> _Data for processing_
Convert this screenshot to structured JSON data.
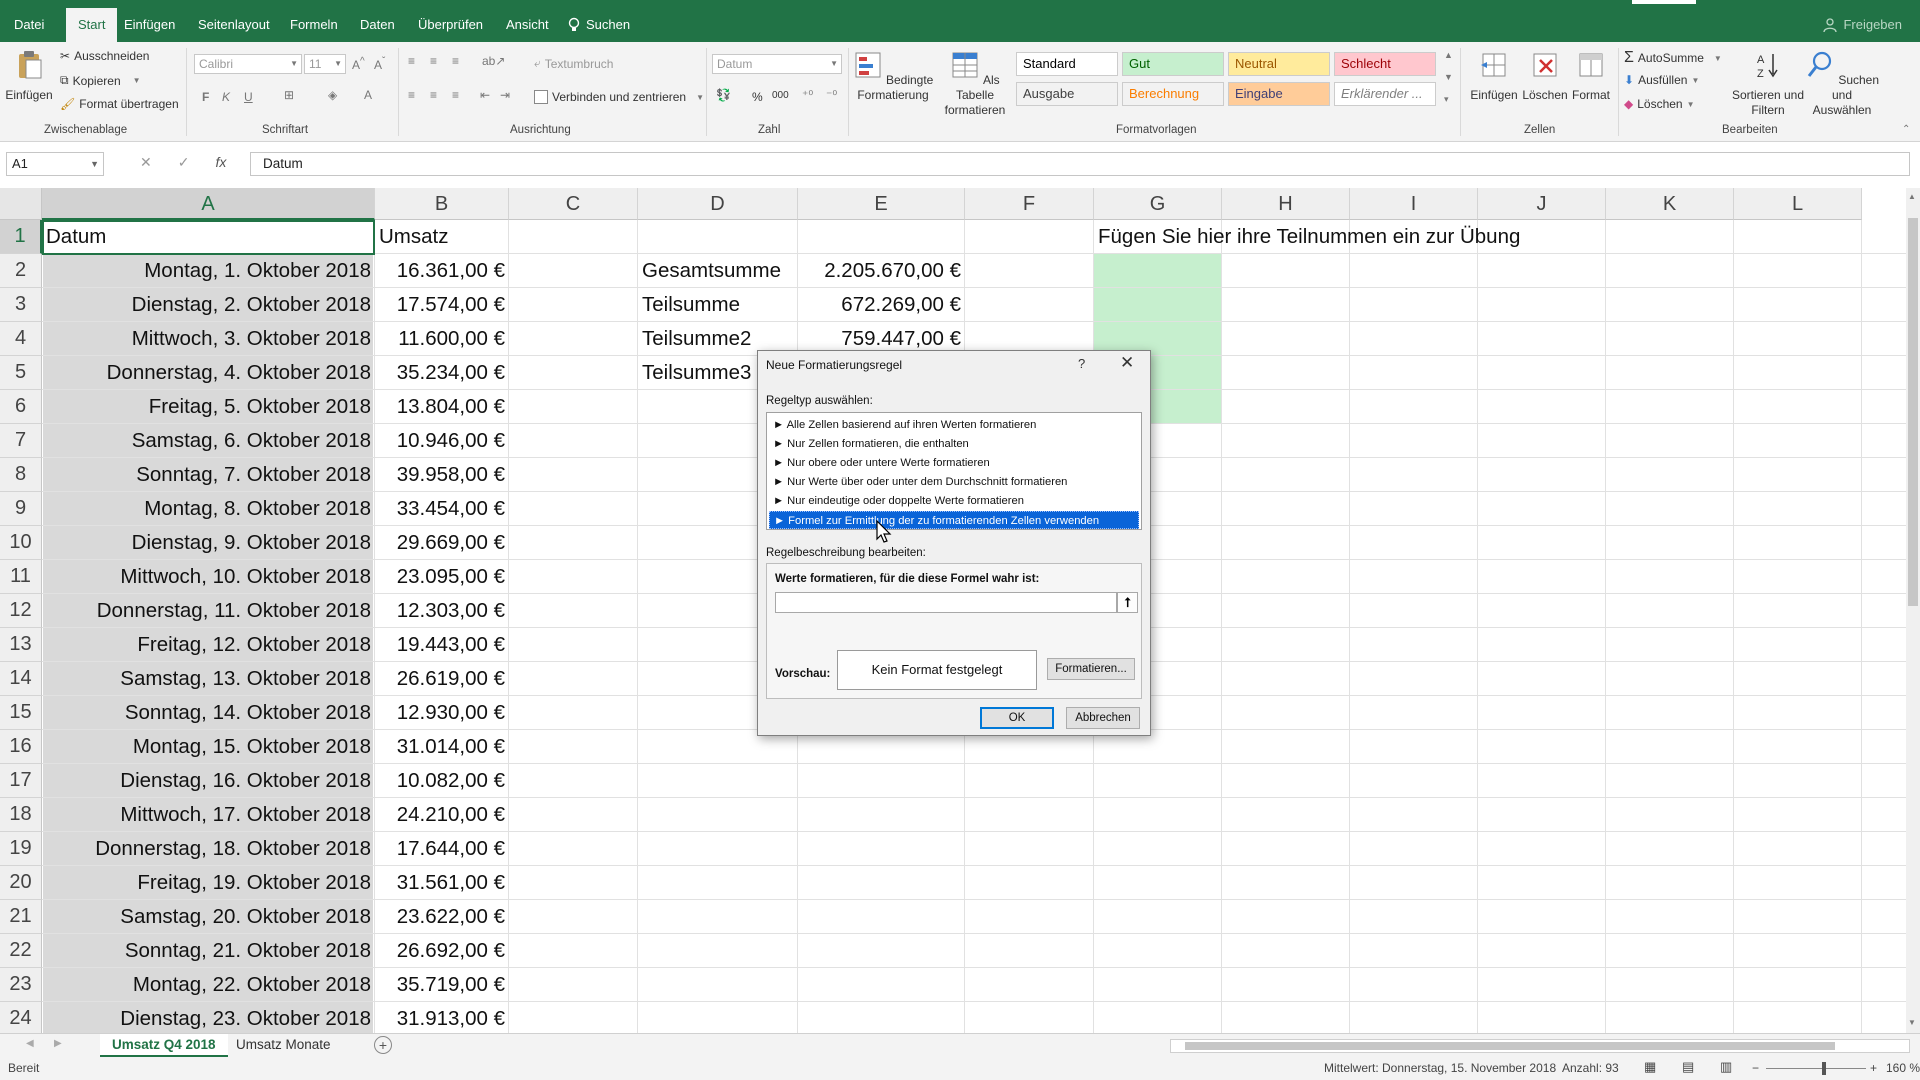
{
  "tabs": {
    "items": [
      "Datei",
      "Start",
      "Einfügen",
      "Seitenlayout",
      "Formeln",
      "Daten",
      "Überprüfen",
      "Ansicht"
    ],
    "search": "Suchen",
    "share": "Freigeben"
  },
  "ribbon": {
    "clipboard": {
      "paste": "Einfügen",
      "cut": "Ausschneiden",
      "copy": "Kopieren",
      "format_painter": "Format übertragen",
      "label": "Zwischenablage"
    },
    "font": {
      "name": "Calibri",
      "size": "11",
      "bold": "F",
      "italic": "K",
      "underline": "U",
      "label": "Schriftart"
    },
    "alignment": {
      "wrap": "Textumbruch",
      "merge": "Verbinden und zentrieren",
      "label": "Ausrichtung"
    },
    "number": {
      "format": "Datum",
      "percent": "%",
      "thousands": "000",
      "label": "Zahl"
    },
    "styles": {
      "conditional": "Bedingte Formatierung",
      "as_table": "Als Tabelle formatieren",
      "cells": [
        {
          "label": "Standard",
          "bg": "#ffffff",
          "fg": "#000000"
        },
        {
          "label": "Gut",
          "bg": "#c6efce",
          "fg": "#006100"
        },
        {
          "label": "Neutral",
          "bg": "#ffeb9c",
          "fg": "#9c5700"
        },
        {
          "label": "Schlecht",
          "bg": "#ffc7ce",
          "fg": "#9c0006"
        },
        {
          "label": "Ausgabe",
          "bg": "#f2f2f2",
          "fg": "#3f3f3f"
        },
        {
          "label": "Berechnung",
          "bg": "#f2f2f2",
          "fg": "#fa7d00"
        },
        {
          "label": "Eingabe",
          "bg": "#ffcc99",
          "fg": "#3f3f76"
        },
        {
          "label": "Erklärender ...",
          "bg": "#ffffff",
          "fg": "#7f7f7f"
        }
      ],
      "label": "Formatvorlagen"
    },
    "cells": {
      "insert": "Einfügen",
      "delete": "Löschen",
      "format": "Format",
      "label": "Zellen"
    },
    "editing": {
      "autosum": "AutoSumme",
      "fill": "Ausfüllen",
      "clear": "Löschen",
      "sort": "Sortieren und Filtern",
      "find": "Suchen und Auswählen",
      "label": "Bearbeiten"
    }
  },
  "formula_bar": {
    "name_box": "A1",
    "fx": "fx",
    "content": "Datum"
  },
  "grid": {
    "columns": [
      "A",
      "B",
      "C",
      "D",
      "E",
      "F",
      "G",
      "H",
      "I",
      "J",
      "K",
      "L"
    ],
    "rows": [
      "1",
      "2",
      "3",
      "4",
      "5",
      "6",
      "7",
      "8",
      "9",
      "10",
      "11",
      "12",
      "13",
      "14",
      "15",
      "16",
      "17",
      "18",
      "19",
      "20",
      "21",
      "22",
      "23",
      "24"
    ],
    "header_a": "Datum",
    "header_b": "Umsatz",
    "dates": [
      "Montag, 1. Oktober 2018",
      "Dienstag, 2. Oktober 2018",
      "Mittwoch, 3. Oktober 2018",
      "Donnerstag, 4. Oktober 2018",
      "Freitag, 5. Oktober 2018",
      "Samstag, 6. Oktober 2018",
      "Sonntag, 7. Oktober 2018",
      "Montag, 8. Oktober 2018",
      "Dienstag, 9. Oktober 2018",
      "Mittwoch, 10. Oktober 2018",
      "Donnerstag, 11. Oktober 2018",
      "Freitag, 12. Oktober 2018",
      "Samstag, 13. Oktober 2018",
      "Sonntag, 14. Oktober 2018",
      "Montag, 15. Oktober 2018",
      "Dienstag, 16. Oktober 2018",
      "Mittwoch, 17. Oktober 2018",
      "Donnerstag, 18. Oktober 2018",
      "Freitag, 19. Oktober 2018",
      "Samstag, 20. Oktober 2018",
      "Sonntag, 21. Oktober 2018",
      "Montag, 22. Oktober 2018",
      "Dienstag, 23. Oktober 2018"
    ],
    "umsatz": [
      "16.361,00 €",
      "17.574,00 €",
      "11.600,00 €",
      "35.234,00 €",
      "13.804,00 €",
      "10.946,00 €",
      "39.958,00 €",
      "33.454,00 €",
      "29.669,00 €",
      "23.095,00 €",
      "12.303,00 €",
      "19.443,00 €",
      "26.619,00 €",
      "12.930,00 €",
      "31.014,00 €",
      "10.082,00 €",
      "24.210,00 €",
      "17.644,00 €",
      "31.561,00 €",
      "23.622,00 €",
      "26.692,00 €",
      "35.719,00 €",
      "31.913,00 €"
    ],
    "summary_labels": [
      "Gesamtsumme",
      "Teilsumme",
      "Teilsumme2",
      "Teilsumme3"
    ],
    "summary_values": [
      "2.205.670,00 €",
      "672.269,00 €",
      "759.447,00 €"
    ],
    "note": "Fügen Sie hier ihre Teilnummen ein zur Übung"
  },
  "dialog": {
    "title": "Neue Formatierungsregel",
    "help": "?",
    "close": "✕",
    "rule_type_label": "Regeltyp auswählen:",
    "rule_types": [
      "► Alle Zellen basierend auf ihren Werten formatieren",
      "► Nur Zellen formatieren, die enthalten",
      "► Nur obere oder untere Werte formatieren",
      "► Nur Werte über oder unter dem Durchschnitt formatieren",
      "► Nur eindeutige oder doppelte Werte formatieren",
      "► Formel zur Ermittlung der zu formatierenden Zellen verwenden"
    ],
    "description_label": "Regelbeschreibung bearbeiten:",
    "formula_label": "Werte formatieren, für die diese Formel wahr ist:",
    "formula_value": "",
    "preview_label": "Vorschau:",
    "preview_text": "Kein Format festgelegt",
    "format_button": "Formatieren...",
    "ok": "OK",
    "cancel": "Abbrechen"
  },
  "sheets": {
    "tabs": [
      "Umsatz Q4 2018",
      "Umsatz Monate"
    ],
    "add": "+"
  },
  "status": {
    "ready": "Bereit",
    "average": "Mittelwert: Donnerstag, 15. November 2018",
    "count": "Anzahl: 93",
    "zoom": "160 %"
  },
  "colors": {
    "accent": "#217346",
    "selection": "#0a64d8",
    "green_fill": "#c6efce"
  }
}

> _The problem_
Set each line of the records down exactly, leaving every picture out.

> _Solution_
Convert this screenshot to structured JSON data.
{
  "tabs": {
    "items": [
      "Datei",
      "Start",
      "Einfügen",
      "Seitenlayout",
      "Formeln",
      "Daten",
      "Überprüfen",
      "Ansicht"
    ],
    "search": "Suchen",
    "share": "Freigeben"
  },
  "ribbon": {
    "clipboard": {
      "paste": "Einfügen",
      "cut": "Ausschneiden",
      "copy": "Kopieren",
      "format_painter": "Format übertragen",
      "label": "Zwischenablage"
    },
    "font": {
      "name": "Calibri",
      "size": "11",
      "bold": "F",
      "italic": "K",
      "underline": "U",
      "label": "Schriftart"
    },
    "alignment": {
      "wrap": "Textumbruch",
      "merge": "Verbinden und zentrieren",
      "label": "Ausrichtung"
    },
    "number": {
      "format": "Datum",
      "percent": "%",
      "thousands": "000",
      "label": "Zahl"
    },
    "styles": {
      "conditional": "Bedingte Formatierung",
      "as_table": "Als Tabelle formatieren",
      "cells": [
        {
          "label": "Standard",
          "bg": "#ffffff",
          "fg": "#000000"
        },
        {
          "label": "Gut",
          "bg": "#c6efce",
          "fg": "#006100"
        },
        {
          "label": "Neutral",
          "bg": "#ffeb9c",
          "fg": "#9c5700"
        },
        {
          "label": "Schlecht",
          "bg": "#ffc7ce",
          "fg": "#9c0006"
        },
        {
          "label": "Ausgabe",
          "bg": "#f2f2f2",
          "fg": "#3f3f3f"
        },
        {
          "label": "Berechnung",
          "bg": "#f2f2f2",
          "fg": "#fa7d00"
        },
        {
          "label": "Eingabe",
          "bg": "#ffcc99",
          "fg": "#3f3f76"
        },
        {
          "label": "Erklärender ...",
          "bg": "#ffffff",
          "fg": "#7f7f7f"
        }
      ],
      "label": "Formatvorlagen"
    },
    "cells": {
      "insert": "Einfügen",
      "delete": "Löschen",
      "format": "Format",
      "label": "Zellen"
    },
    "editing": {
      "autosum": "AutoSumme",
      "fill": "Ausfüllen",
      "clear": "Löschen",
      "sort": "Sortieren und Filtern",
      "find": "Suchen und Auswählen",
      "label": "Bearbeiten"
    }
  },
  "formula_bar": {
    "name_box": "A1",
    "fx": "fx",
    "content": "Datum"
  },
  "grid": {
    "columns": [
      "A",
      "B",
      "C",
      "D",
      "E",
      "F",
      "G",
      "H",
      "I",
      "J",
      "K",
      "L"
    ],
    "rows": [
      "1",
      "2",
      "3",
      "4",
      "5",
      "6",
      "7",
      "8",
      "9",
      "10",
      "11",
      "12",
      "13",
      "14",
      "15",
      "16",
      "17",
      "18",
      "19",
      "20",
      "21",
      "22",
      "23",
      "24"
    ],
    "header_a": "Datum",
    "header_b": "Umsatz",
    "dates": [
      "Montag, 1. Oktober 2018",
      "Dienstag, 2. Oktober 2018",
      "Mittwoch, 3. Oktober 2018",
      "Donnerstag, 4. Oktober 2018",
      "Freitag, 5. Oktober 2018",
      "Samstag, 6. Oktober 2018",
      "Sonntag, 7. Oktober 2018",
      "Montag, 8. Oktober 2018",
      "Dienstag, 9. Oktober 2018",
      "Mittwoch, 10. Oktober 2018",
      "Donnerstag, 11. Oktober 2018",
      "Freitag, 12. Oktober 2018",
      "Samstag, 13. Oktober 2018",
      "Sonntag, 14. Oktober 2018",
      "Montag, 15. Oktober 2018",
      "Dienstag, 16. Oktober 2018",
      "Mittwoch, 17. Oktober 2018",
      "Donnerstag, 18. Oktober 2018",
      "Freitag, 19. Oktober 2018",
      "Samstag, 20. Oktober 2018",
      "Sonntag, 21. Oktober 2018",
      "Montag, 22. Oktober 2018",
      "Dienstag, 23. Oktober 2018"
    ],
    "umsatz": [
      "16.361,00 €",
      "17.574,00 €",
      "11.600,00 €",
      "35.234,00 €",
      "13.804,00 €",
      "10.946,00 €",
      "39.958,00 €",
      "33.454,00 €",
      "29.669,00 €",
      "23.095,00 €",
      "12.303,00 €",
      "19.443,00 €",
      "26.619,00 €",
      "12.930,00 €",
      "31.014,00 €",
      "10.082,00 €",
      "24.210,00 €",
      "17.644,00 €",
      "31.561,00 €",
      "23.622,00 €",
      "26.692,00 €",
      "35.719,00 €",
      "31.913,00 €"
    ],
    "summary_labels": [
      "Gesamtsumme",
      "Teilsumme",
      "Teilsumme2",
      "Teilsumme3"
    ],
    "summary_values": [
      "2.205.670,00 €",
      "672.269,00 €",
      "759.447,00 €"
    ],
    "note": "Fügen Sie hier ihre Teilnummen ein zur Übung"
  },
  "dialog": {
    "title": "Neue Formatierungsregel",
    "help": "?",
    "close": "✕",
    "rule_type_label": "Regeltyp auswählen:",
    "rule_types": [
      "► Alle Zellen basierend auf ihren Werten formatieren",
      "► Nur Zellen formatieren, die enthalten",
      "► Nur obere oder untere Werte formatieren",
      "► Nur Werte über oder unter dem Durchschnitt formatieren",
      "► Nur eindeutige oder doppelte Werte formatieren",
      "► Formel zur Ermittlung der zu formatierenden Zellen verwenden"
    ],
    "description_label": "Regelbeschreibung bearbeiten:",
    "formula_label": "Werte formatieren, für die diese Formel wahr ist:",
    "formula_value": "",
    "preview_label": "Vorschau:",
    "preview_text": "Kein Format festgelegt",
    "format_button": "Formatieren...",
    "ok": "OK",
    "cancel": "Abbrechen"
  },
  "sheets": {
    "tabs": [
      "Umsatz Q4 2018",
      "Umsatz Monate"
    ],
    "add": "+"
  },
  "status": {
    "ready": "Bereit",
    "average": "Mittelwert: Donnerstag, 15. November 2018",
    "count": "Anzahl: 93",
    "zoom": "160 %"
  },
  "colors": {
    "accent": "#217346",
    "selection": "#0a64d8",
    "green_fill": "#c6efce"
  }
}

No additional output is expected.